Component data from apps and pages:
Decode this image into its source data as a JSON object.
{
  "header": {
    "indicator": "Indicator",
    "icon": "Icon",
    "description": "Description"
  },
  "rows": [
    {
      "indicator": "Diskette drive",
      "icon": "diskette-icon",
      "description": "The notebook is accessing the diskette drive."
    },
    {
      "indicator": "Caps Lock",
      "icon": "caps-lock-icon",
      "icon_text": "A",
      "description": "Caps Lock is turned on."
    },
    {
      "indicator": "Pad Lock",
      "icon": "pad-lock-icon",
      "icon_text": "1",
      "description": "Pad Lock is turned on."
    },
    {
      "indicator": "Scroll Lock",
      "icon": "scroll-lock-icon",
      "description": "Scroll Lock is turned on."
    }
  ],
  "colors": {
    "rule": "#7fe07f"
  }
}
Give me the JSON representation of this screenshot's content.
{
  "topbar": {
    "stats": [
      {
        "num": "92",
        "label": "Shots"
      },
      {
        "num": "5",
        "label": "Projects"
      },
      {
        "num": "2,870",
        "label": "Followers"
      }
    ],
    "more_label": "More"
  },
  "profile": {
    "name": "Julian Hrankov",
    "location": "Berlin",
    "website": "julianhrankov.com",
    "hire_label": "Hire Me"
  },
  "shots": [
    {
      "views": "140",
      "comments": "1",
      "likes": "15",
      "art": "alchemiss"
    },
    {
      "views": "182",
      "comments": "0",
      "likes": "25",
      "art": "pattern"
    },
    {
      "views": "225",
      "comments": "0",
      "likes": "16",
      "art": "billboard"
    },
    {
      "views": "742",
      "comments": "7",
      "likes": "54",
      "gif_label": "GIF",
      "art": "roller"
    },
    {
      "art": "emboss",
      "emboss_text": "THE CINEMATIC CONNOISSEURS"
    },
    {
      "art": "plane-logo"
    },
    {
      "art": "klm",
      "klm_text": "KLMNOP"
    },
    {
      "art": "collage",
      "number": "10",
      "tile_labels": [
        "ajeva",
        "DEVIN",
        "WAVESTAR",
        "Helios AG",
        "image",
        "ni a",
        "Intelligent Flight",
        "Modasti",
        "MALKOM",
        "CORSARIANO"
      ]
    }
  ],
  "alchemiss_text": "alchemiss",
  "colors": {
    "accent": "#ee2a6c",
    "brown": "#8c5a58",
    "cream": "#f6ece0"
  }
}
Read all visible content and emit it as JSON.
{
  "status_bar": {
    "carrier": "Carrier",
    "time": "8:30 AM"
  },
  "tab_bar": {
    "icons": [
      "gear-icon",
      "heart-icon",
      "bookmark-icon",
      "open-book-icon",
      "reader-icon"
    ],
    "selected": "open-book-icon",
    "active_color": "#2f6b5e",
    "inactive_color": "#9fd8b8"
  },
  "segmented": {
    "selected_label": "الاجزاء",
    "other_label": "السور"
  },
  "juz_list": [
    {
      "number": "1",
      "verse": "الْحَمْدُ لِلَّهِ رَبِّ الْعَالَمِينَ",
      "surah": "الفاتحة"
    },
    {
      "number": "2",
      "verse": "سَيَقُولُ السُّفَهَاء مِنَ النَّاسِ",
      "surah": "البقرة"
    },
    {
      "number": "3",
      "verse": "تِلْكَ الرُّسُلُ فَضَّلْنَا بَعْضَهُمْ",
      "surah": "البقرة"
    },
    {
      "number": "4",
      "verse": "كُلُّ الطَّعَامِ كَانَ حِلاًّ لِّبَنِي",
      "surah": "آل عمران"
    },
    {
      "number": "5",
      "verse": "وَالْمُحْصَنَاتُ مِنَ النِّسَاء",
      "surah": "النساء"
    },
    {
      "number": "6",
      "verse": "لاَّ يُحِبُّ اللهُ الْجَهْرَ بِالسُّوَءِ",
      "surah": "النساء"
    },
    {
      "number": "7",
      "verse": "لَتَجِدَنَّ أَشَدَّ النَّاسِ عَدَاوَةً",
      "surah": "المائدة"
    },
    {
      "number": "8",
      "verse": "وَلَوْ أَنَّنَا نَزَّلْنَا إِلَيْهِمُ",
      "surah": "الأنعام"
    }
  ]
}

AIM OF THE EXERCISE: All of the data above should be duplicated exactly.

RESPONSE BELOW:
Decode this image into its source data as a JSON object.
{
  "header": {
    "indicator": "Indicator",
    "icon": "Icon",
    "description": "Description"
  },
  "rows": [
    {
      "indicator": "Diskette drive",
      "icon": "diskette-icon",
      "description": "The notebook is accessing the diskette drive."
    },
    {
      "indicator": "Caps Lock",
      "icon": "caps-lock-icon",
      "icon_text": "A",
      "description": "Caps Lock is turned on."
    },
    {
      "indicator": "Pad Lock",
      "icon": "pad-lock-icon",
      "icon_text": "1",
      "description": "Pad Lock is turned on."
    },
    {
      "indicator": "Scroll Lock",
      "icon": "scroll-lock-icon",
      "description": "Scroll Lock is turned on."
    }
  ],
  "colors": {
    "rule": "#7fe07f"
  }
}
Give me the JSON representation of this screenshot's content.
{
  "topbar": {
    "stats": [
      {
        "num": "92",
        "label": "Shots"
      },
      {
        "num": "5",
        "label": "Projects"
      },
      {
        "num": "2,870",
        "label": "Followers"
      }
    ],
    "more_label": "More"
  },
  "profile": {
    "name": "Julian Hrankov",
    "location": "Berlin",
    "website": "julianhrankov.com",
    "hire_label": "Hire Me"
  },
  "shots": [
    {
      "views": "140",
      "comments": "1",
      "likes": "15",
      "art": "alchemiss"
    },
    {
      "views": "182",
      "comments": "0",
      "likes": "25",
      "art": "pattern"
    },
    {
      "views": "225",
      "comments": "0",
      "likes": "16",
      "art": "billboard"
    },
    {
      "views": "742",
      "comments": "7",
      "likes": "54",
      "gif_label": "GIF",
      "art": "roller"
    },
    {
      "art": "emboss",
      "emboss_text": "THE CINEMATIC CONNOISSEURS"
    },
    {
      "art": "plane-logo"
    },
    {
      "art": "klm",
      "klm_text": "KLMNOP"
    },
    {
      "art": "collage",
      "number": "10",
      "tile_labels": [
        "ajeva",
        "DEVIN",
        "WAVESTAR",
        "Helios AG",
        "image",
        "ni a",
        "Intelligent Flight",
        "Modasti",
        "MALKOM",
        "CORSARIANO"
      ]
    }
  ],
  "alchemiss_text": "alchemiss",
  "colors": {
    "accent": "#ee2a6c",
    "brown": "#8c5a58",
    "cream": "#f6ece0"
  }
}
Read all visible content and emit it as JSON.
{
  "status_bar": {
    "carrier": "Carrier",
    "time": "8:30 AM"
  },
  "tab_bar": {
    "icons": [
      "gear-icon",
      "heart-icon",
      "bookmark-icon",
      "open-book-icon",
      "reader-icon"
    ],
    "selected": "open-book-icon",
    "active_color": "#2f6b5e",
    "inactive_color": "#9fd8b8"
  },
  "segmented": {
    "selected_label": "الاجزاء",
    "other_label": "السور"
  },
  "juz_list": [
    {
      "number": "1",
      "verse": "الْحَمْدُ لِلَّهِ رَبِّ الْعَالَمِينَ",
      "surah": "الفاتحة"
    },
    {
      "number": "2",
      "verse": "سَيَقُولُ السُّفَهَاء مِنَ النَّاسِ",
      "surah": "البقرة"
    },
    {
      "number": "3",
      "verse": "تِلْكَ الرُّسُلُ فَضَّلْنَا بَعْضَهُمْ",
      "surah": "البقرة"
    },
    {
      "number": "4",
      "verse": "كُلُّ الطَّعَامِ كَانَ حِلاًّ لِّبَنِي",
      "surah": "آل عمران"
    },
    {
      "number": "5",
      "verse": "وَالْمُحْصَنَاتُ مِنَ النِّسَاء",
      "surah": "النساء"
    },
    {
      "number": "6",
      "verse": "لاَّ يُحِبُّ اللهُ الْجَهْرَ بِالسُّوَءِ",
      "surah": "النساء"
    },
    {
      "number": "7",
      "verse": "لَتَجِدَنَّ أَشَدَّ النَّاسِ عَدَاوَةً",
      "surah": "المائدة"
    },
    {
      "number": "8",
      "verse": "وَلَوْ أَنَّنَا نَزَّلْنَا إِلَيْهِمُ",
      "surah": "الأنعام"
    }
  ]
}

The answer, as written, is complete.